Math, Science and Beauty
I recently read an article about the mathematics of beauty. Researchers found
out that beauty is not in the eye of the beholder, and that beauty can indeed be
quantified.
Now, if it is possible to describe what beauty is using mathematical formulas,
maybe it is also possible to look at the issue the other way around. Can math
itself be considered beautiful or ugly? I did find an answer to this question by the
English mathematician G. H. Hardy (1877-1947):
“The mathematician’s patterns, like the painter’s or the poet’s must be beautiful;
the ideas, like the colours or the words must fit together in a harmonious
way. Beauty is the first test: there is no permanent place in this world for ugly
mathematics.’’ G. H. Hardy
Imagine that you are working on a math problem. You do your calculations
and you calculate an answer to the problem. Let’s say that the solution turns
out to be 23.119231. Someone else works on the same math problem and also
comes up with an answer. In this case turns out to be exactly 1. Evidently one of
you two made a calculation mistake. Which answer do you tend to trust more,
the 23.119231 or the 1? Which one of the two is more likely to be correct?
Many people would distrust the 23.119231 much more because it is an “ugly”
answer. The 1 is simply the more “beautiful” answer. But from a mathematical
standpoint, there is no real reason why the 1 should be given a preference. Seen
from a purely statistical viewpoint, both numbers are equally likely to occur. Still,
many of us prefer the 1. Let’s think back a bit and be honest, have we not all once
said the words “this is not a beautiful solution”, “this answer doesn’t look nice”
or “what a nice result” when solving math problems?
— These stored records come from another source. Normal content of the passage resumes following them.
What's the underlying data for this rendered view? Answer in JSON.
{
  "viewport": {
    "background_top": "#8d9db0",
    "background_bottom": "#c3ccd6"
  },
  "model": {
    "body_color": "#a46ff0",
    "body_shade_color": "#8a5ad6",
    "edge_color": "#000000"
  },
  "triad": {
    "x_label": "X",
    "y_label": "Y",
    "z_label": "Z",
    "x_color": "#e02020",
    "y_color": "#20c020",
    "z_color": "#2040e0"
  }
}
Could it be that we are
using beauty as a “truth test”? Do we consider a beautiful answer more likely to
be correct?
Pythagoras (c. 570-c. 495 BC), for example, was very unhappy about the
discovery of irrational...